Write out each entry below exactly; the images do not belong in your copy.
──────── WORKING DATA
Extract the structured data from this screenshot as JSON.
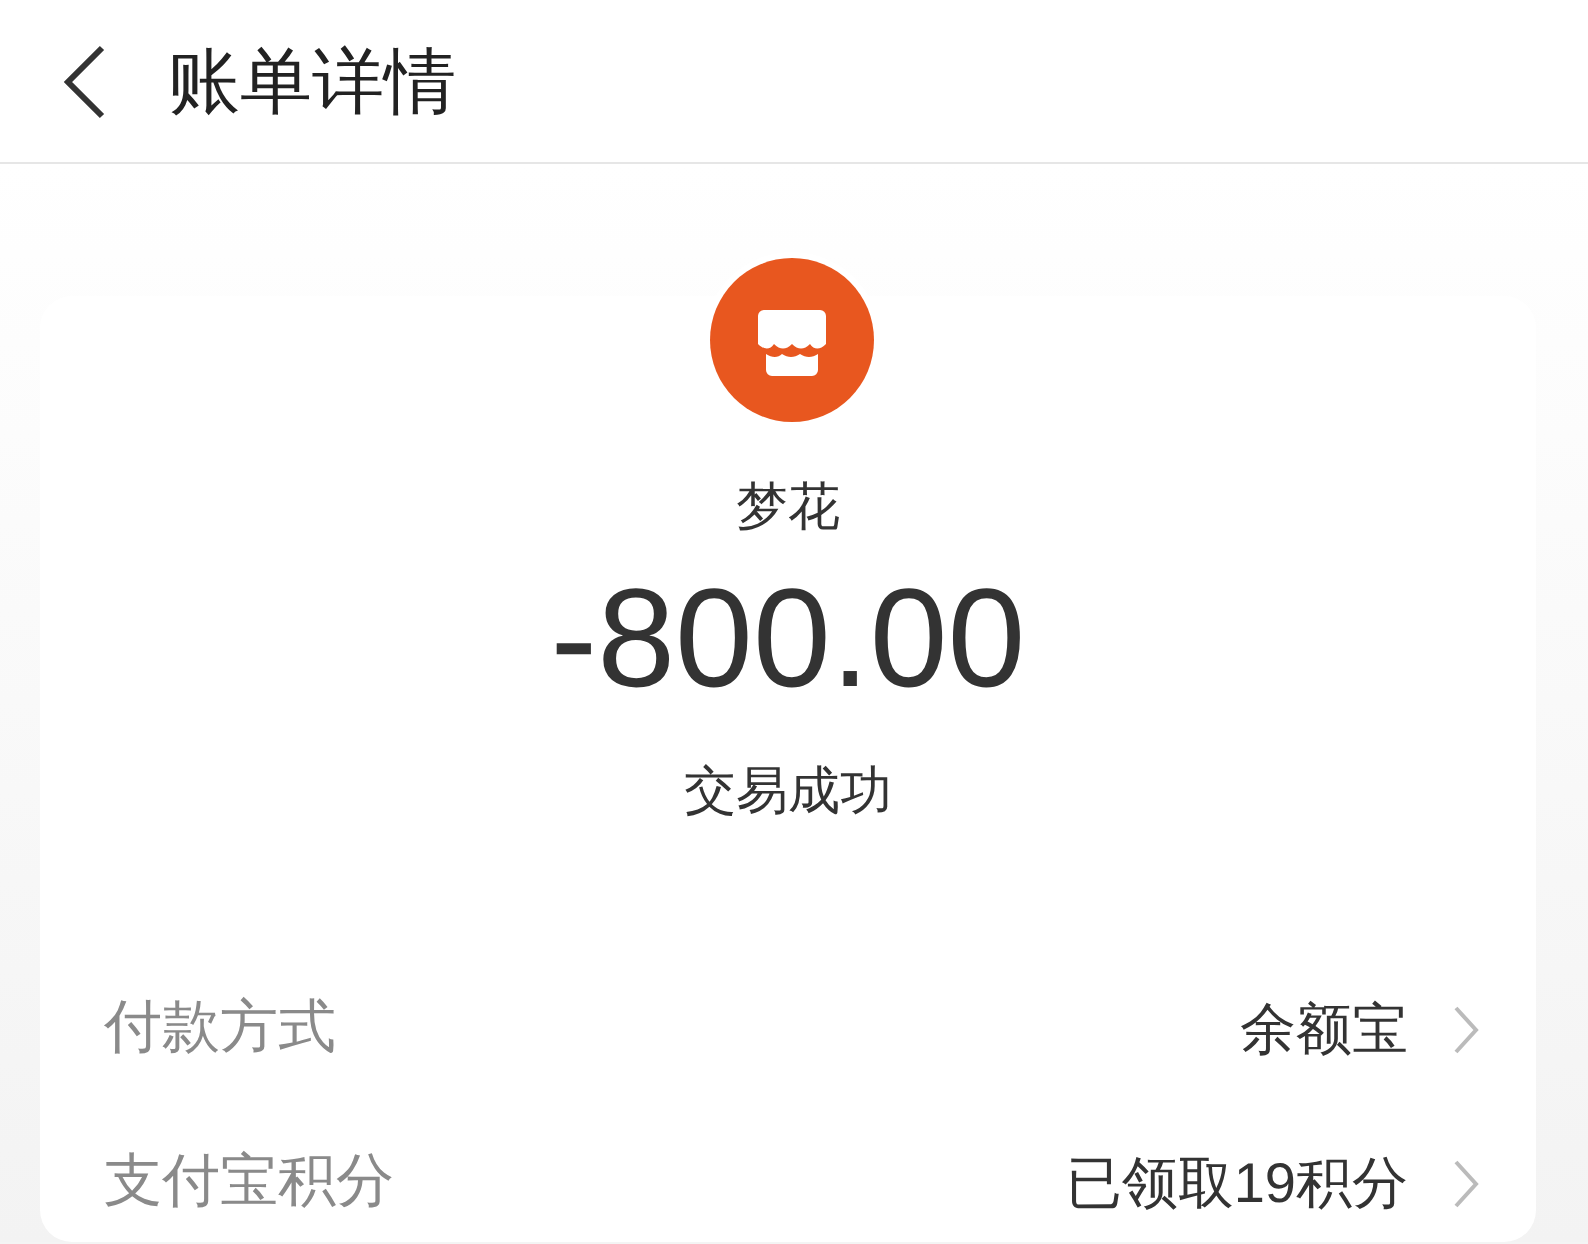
{
  "header": {
    "title": "账单详情"
  },
  "merchant": {
    "name": "梦花"
  },
  "amount": "-800.00",
  "status": "交易成功",
  "rows": [
    {
      "label": "付款方式",
      "value": "余额宝"
    },
    {
      "label": "支付宝积分",
      "value": "已领取19积分"
    }
  ]
}
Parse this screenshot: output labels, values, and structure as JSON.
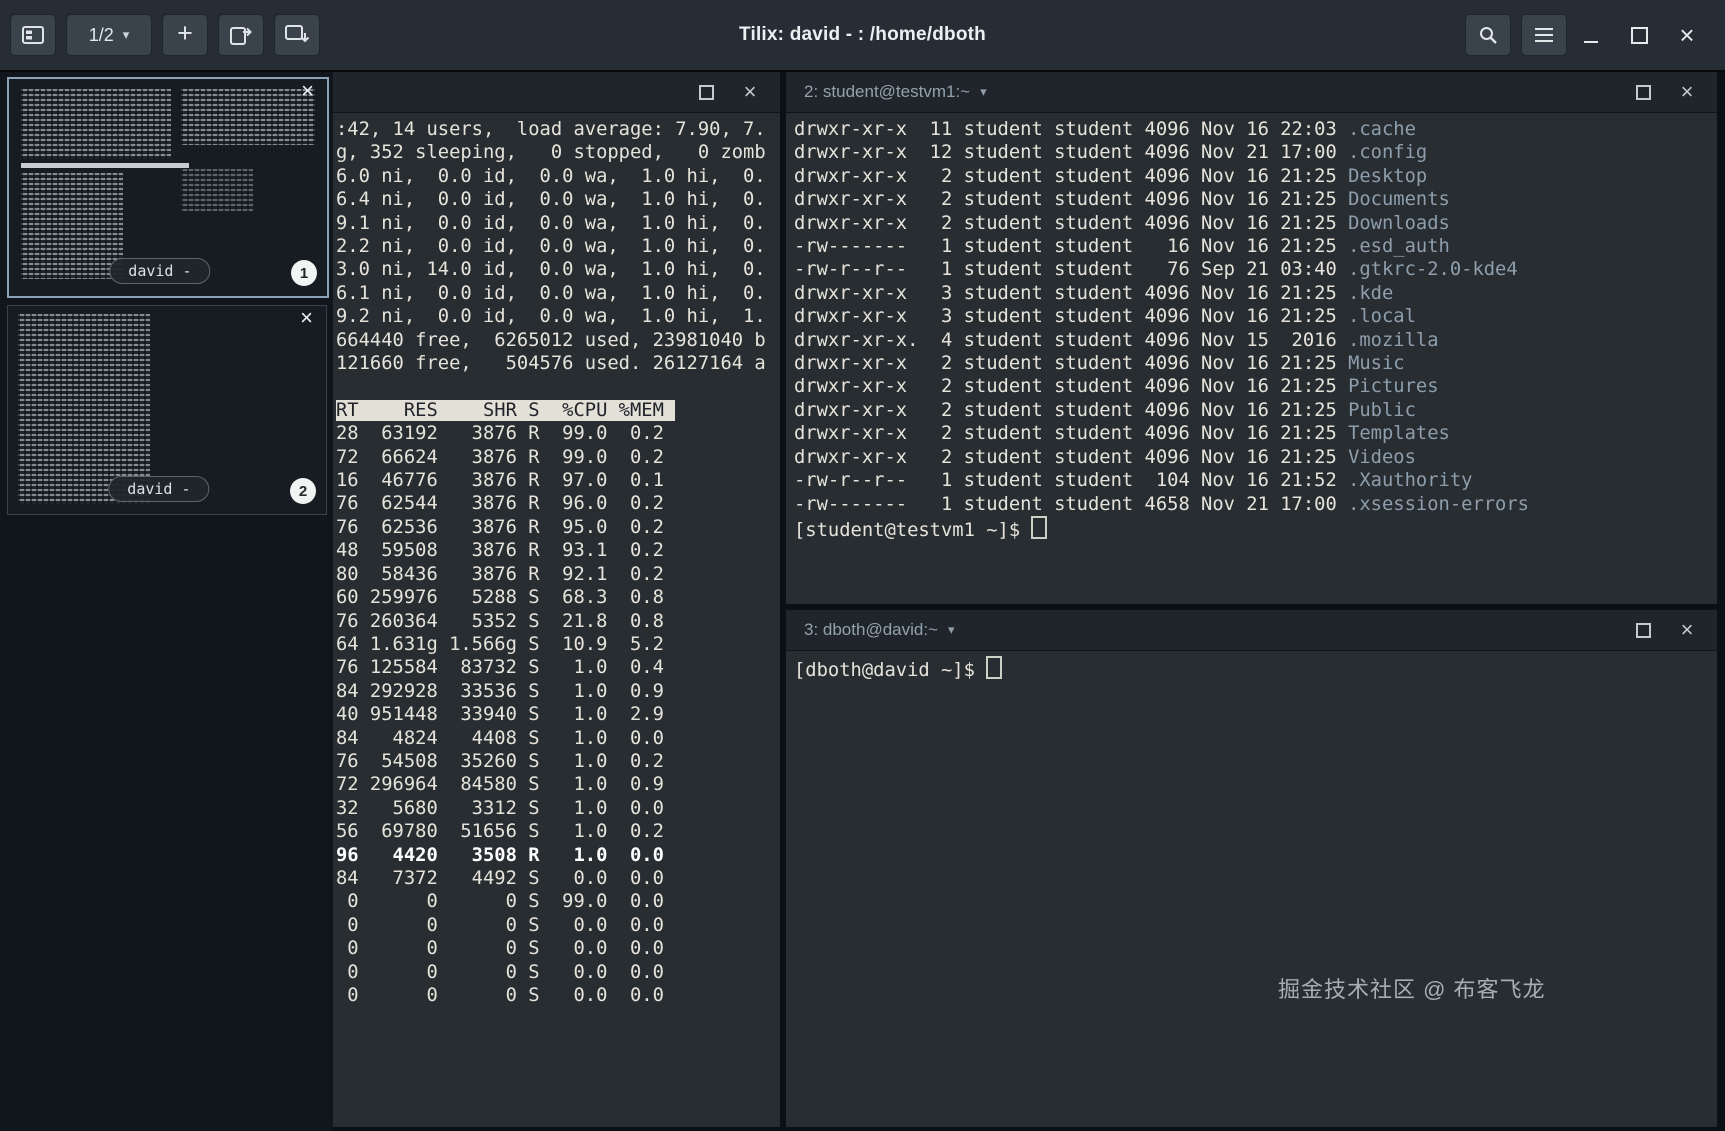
{
  "header": {
    "title": "Tilix: david - : /home/dboth",
    "session_pager_label": "1/2",
    "add_session_label": "+"
  },
  "glyphs": {
    "caret_down": "▾",
    "close": "×"
  },
  "colors": {
    "terminal_background": "#282d32",
    "terminal_foreground": "#e6e3da",
    "file_name_color": "#8e9eac",
    "selected_thumbnail_border": "#8aa2b8",
    "inverse_header_background": "#e3e0d7"
  },
  "sidebar": {
    "sessions": [
      {
        "label": "david -",
        "badge": "1"
      },
      {
        "label": "david -",
        "badge": "2"
      }
    ]
  },
  "pane_top": {
    "summary_lines": [
      ":42, 14 users,  load average: 7.90, 7.",
      "g, 352 sleeping,   0 stopped,   0 zomb",
      "6.0 ni,  0.0 id,  0.0 wa,  1.0 hi,  0.",
      "6.4 ni,  0.0 id,  0.0 wa,  1.0 hi,  0.",
      "9.1 ni,  0.0 id,  0.0 wa,  1.0 hi,  0.",
      "2.2 ni,  0.0 id,  0.0 wa,  1.0 hi,  0.",
      "3.0 ni, 14.0 id,  0.0 wa,  1.0 hi,  0.",
      "6.1 ni,  0.0 id,  0.0 wa,  1.0 hi,  0.",
      "9.2 ni,  0.0 id,  0.0 wa,  1.0 hi,  1.",
      "664440 free,  6265012 used, 23981040 b",
      "121660 free,   504576 used. 26127164 a",
      ""
    ],
    "table_header": "RT    RES    SHR S  %CPU %MEM ",
    "rows": [
      {
        "text": "28  63192   3876 R  99.0  0.2"
      },
      {
        "text": "72  66624   3876 R  99.0  0.2"
      },
      {
        "text": "16  46776   3876 R  97.0  0.1"
      },
      {
        "text": "76  62544   3876 R  96.0  0.2"
      },
      {
        "text": "76  62536   3876 R  95.0  0.2"
      },
      {
        "text": "48  59508   3876 R  93.1  0.2"
      },
      {
        "text": "80  58436   3876 R  92.1  0.2"
      },
      {
        "text": "60 259976   5288 S  68.3  0.8"
      },
      {
        "text": "76 260364   5352 S  21.8  0.8"
      },
      {
        "text": "64 1.631g 1.566g S  10.9  5.2"
      },
      {
        "text": "76 125584  83732 S   1.0  0.4"
      },
      {
        "text": "84 292928  33536 S   1.0  0.9"
      },
      {
        "text": "40 951448  33940 S   1.0  2.9"
      },
      {
        "text": "84   4824   4408 S   1.0  0.0"
      },
      {
        "text": "76  54508  35260 S   1.0  0.2"
      },
      {
        "text": "72 296964  84580 S   1.0  0.9"
      },
      {
        "text": "32   5680   3312 S   1.0  0.0"
      },
      {
        "text": "56  69780  51656 S   1.0  0.2"
      },
      {
        "text": "96   4420   3508 R   1.0  0.0",
        "style": "boldrow"
      },
      {
        "text": "84   7372   4492 S   0.0  0.0"
      },
      {
        "text": " 0      0      0 S  99.0  0.0"
      },
      {
        "text": " 0      0      0 S   0.0  0.0"
      },
      {
        "text": " 0      0      0 S   0.0  0.0"
      },
      {
        "text": " 0      0      0 S   0.0  0.0"
      },
      {
        "text": " 0      0      0 S   0.0  0.0"
      }
    ]
  },
  "pane_student": {
    "title": "2: student@testvm1:~",
    "entries": [
      {
        "meta": "drwxr-xr-x  11 student student 4096 Nov 16 22:03 ",
        "name": ".cache"
      },
      {
        "meta": "drwxr-xr-x  12 student student 4096 Nov 21 17:00 ",
        "name": ".config"
      },
      {
        "meta": "drwxr-xr-x   2 student student 4096 Nov 16 21:25 ",
        "name": "Desktop"
      },
      {
        "meta": "drwxr-xr-x   2 student student 4096 Nov 16 21:25 ",
        "name": "Documents"
      },
      {
        "meta": "drwxr-xr-x   2 student student 4096 Nov 16 21:25 ",
        "name": "Downloads"
      },
      {
        "meta": "-rw-------   1 student student   16 Nov 16 21:25 ",
        "name": ".esd_auth"
      },
      {
        "meta": "-rw-r--r--   1 student student   76 Sep 21 03:40 ",
        "name": ".gtkrc-2.0-kde4"
      },
      {
        "meta": "drwxr-xr-x   3 student student 4096 Nov 16 21:25 ",
        "name": ".kde"
      },
      {
        "meta": "drwxr-xr-x   3 student student 4096 Nov 16 21:25 ",
        "name": ".local"
      },
      {
        "meta": "drwxr-xr-x.  4 student student 4096 Nov 15  2016 ",
        "name": ".mozilla"
      },
      {
        "meta": "drwxr-xr-x   2 student student 4096 Nov 16 21:25 ",
        "name": "Music"
      },
      {
        "meta": "drwxr-xr-x   2 student student 4096 Nov 16 21:25 ",
        "name": "Pictures"
      },
      {
        "meta": "drwxr-xr-x   2 student student 4096 Nov 16 21:25 ",
        "name": "Public"
      },
      {
        "meta": "drwxr-xr-x   2 student student 4096 Nov 16 21:25 ",
        "name": "Templates"
      },
      {
        "meta": "drwxr-xr-x   2 student student 4096 Nov 16 21:25 ",
        "name": "Videos"
      },
      {
        "meta": "-rw-r--r--   1 student student  104 Nov 16 21:52 ",
        "name": ".Xauthority"
      },
      {
        "meta": "-rw-------   1 student student 4658 Nov 21 17:00 ",
        "name": ".xsession-errors"
      }
    ],
    "prompt": "[student@testvm1 ~]$ "
  },
  "pane_dboth": {
    "title": "3: dboth@david:~",
    "prompt": "[dboth@david ~]$ "
  },
  "watermark": "掘金技术社区 @ 布客飞龙"
}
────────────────
# TASK RESULT:
Extract the structured data from this screenshot as JSON.
{
  "header": {
    "title": "账单详情"
  },
  "merchant": {
    "name": "梦花"
  },
  "amount": "-800.00",
  "status": "交易成功",
  "rows": [
    {
      "label": "付款方式",
      "value": "余额宝"
    },
    {
      "label": "支付宝积分",
      "value": "已领取19积分"
    }
  ]
}
Parse this screenshot: output labels, values, and structure as JSON.
{
  "header": {
    "title": "Tilix: david - : /home/dboth",
    "session_pager_label": "1/2",
    "add_session_label": "+"
  },
  "glyphs": {
    "caret_down": "▾",
    "close": "×"
  },
  "colors": {
    "terminal_background": "#282d32",
    "terminal_foreground": "#e6e3da",
    "file_name_color": "#8e9eac",
    "selected_thumbnail_border": "#8aa2b8",
    "inverse_header_background": "#e3e0d7"
  },
  "sidebar": {
    "sessions": [
      {
        "label": "david -",
        "badge": "1"
      },
      {
        "label": "david -",
        "badge": "2"
      }
    ]
  },
  "pane_top": {
    "summary_lines": [
      ":42, 14 users,  load average: 7.90, 7.",
      "g, 352 sleeping,   0 stopped,   0 zomb",
      "6.0 ni,  0.0 id,  0.0 wa,  1.0 hi,  0.",
      "6.4 ni,  0.0 id,  0.0 wa,  1.0 hi,  0.",
      "9.1 ni,  0.0 id,  0.0 wa,  1.0 hi,  0.",
      "2.2 ni,  0.0 id,  0.0 wa,  1.0 hi,  0.",
      "3.0 ni, 14.0 id,  0.0 wa,  1.0 hi,  0.",
      "6.1 ni,  0.0 id,  0.0 wa,  1.0 hi,  0.",
      "9.2 ni,  0.0 id,  0.0 wa,  1.0 hi,  1.",
      "664440 free,  6265012 used, 23981040 b",
      "121660 free,   504576 used. 26127164 a",
      ""
    ],
    "table_header": "RT    RES    SHR S  %CPU %MEM ",
    "rows": [
      {
        "text": "28  63192   3876 R  99.0  0.2"
      },
      {
        "text": "72  66624   3876 R  99.0  0.2"
      },
      {
        "text": "16  46776   3876 R  97.0  0.1"
      },
      {
        "text": "76  62544   3876 R  96.0  0.2"
      },
      {
        "text": "76  62536   3876 R  95.0  0.2"
      },
      {
        "text": "48  59508   3876 R  93.1  0.2"
      },
      {
        "text": "80  58436   3876 R  92.1  0.2"
      },
      {
        "text": "60 259976   5288 S  68.3  0.8"
      },
      {
        "text": "76 260364   5352 S  21.8  0.8"
      },
      {
        "text": "64 1.631g 1.566g S  10.9  5.2"
      },
      {
        "text": "76 125584  83732 S   1.0  0.4"
      },
      {
        "text": "84 292928  33536 S   1.0  0.9"
      },
      {
        "text": "40 951448  33940 S   1.0  2.9"
      },
      {
        "text": "84   4824   4408 S   1.0  0.0"
      },
      {
        "text": "76  54508  35260 S   1.0  0.2"
      },
      {
        "text": "72 296964  84580 S   1.0  0.9"
      },
      {
        "text": "32   5680   3312 S   1.0  0.0"
      },
      {
        "text": "56  69780  51656 S   1.0  0.2"
      },
      {
        "text": "96   4420   3508 R   1.0  0.0",
        "style": "boldrow"
      },
      {
        "text": "84   7372   4492 S   0.0  0.0"
      },
      {
        "text": " 0      0      0 S  99.0  0.0"
      },
      {
        "text": " 0      0      0 S   0.0  0.0"
      },
      {
        "text": " 0      0      0 S   0.0  0.0"
      },
      {
        "text": " 0      0      0 S   0.0  0.0"
      },
      {
        "text": " 0      0      0 S   0.0  0.0"
      }
    ]
  },
  "pane_student": {
    "title": "2: student@testvm1:~",
    "entries": [
      {
        "meta": "drwxr-xr-x  11 student student 4096 Nov 16 22:03 ",
        "name": ".cache"
      },
      {
        "meta": "drwxr-xr-x  12 student student 4096 Nov 21 17:00 ",
        "name": ".config"
      },
      {
        "meta": "drwxr-xr-x   2 student student 4096 Nov 16 21:25 ",
        "name": "Desktop"
      },
      {
        "meta": "drwxr-xr-x   2 student student 4096 Nov 16 21:25 ",
        "name": "Documents"
      },
      {
        "meta": "drwxr-xr-x   2 student student 4096 Nov 16 21:25 ",
        "name": "Downloads"
      },
      {
        "meta": "-rw-------   1 student student   16 Nov 16 21:25 ",
        "name": ".esd_auth"
      },
      {
        "meta": "-rw-r--r--   1 student student   76 Sep 21 03:40 ",
        "name": ".gtkrc-2.0-kde4"
      },
      {
        "meta": "drwxr-xr-x   3 student student 4096 Nov 16 21:25 ",
        "name": ".kde"
      },
      {
        "meta": "drwxr-xr-x   3 student student 4096 Nov 16 21:25 ",
        "name": ".local"
      },
      {
        "meta": "drwxr-xr-x.  4 student student 4096 Nov 15  2016 ",
        "name": ".mozilla"
      },
      {
        "meta": "drwxr-xr-x   2 student student 4096 Nov 16 21:25 ",
        "name": "Music"
      },
      {
        "meta": "drwxr-xr-x   2 student student 4096 Nov 16 21:25 ",
        "name": "Pictures"
      },
      {
        "meta": "drwxr-xr-x   2 student student 4096 Nov 16 21:25 ",
        "name": "Public"
      },
      {
        "meta": "drwxr-xr-x   2 student student 4096 Nov 16 21:25 ",
        "name": "Templates"
      },
      {
        "meta": "drwxr-xr-x   2 student student 4096 Nov 16 21:25 ",
        "name": "Videos"
      },
      {
        "meta": "-rw-r--r--   1 student student  104 Nov 16 21:52 ",
        "name": ".Xauthority"
      },
      {
        "meta": "-rw-------   1 student student 4658 Nov 21 17:00 ",
        "name": ".xsession-errors"
      }
    ],
    "prompt": "[student@testvm1 ~]$ "
  },
  "pane_dboth": {
    "title": "3: dboth@david:~",
    "prompt": "[dboth@david ~]$ "
  },
  "watermark": "掘金技术社区 @ 布客飞龙"
}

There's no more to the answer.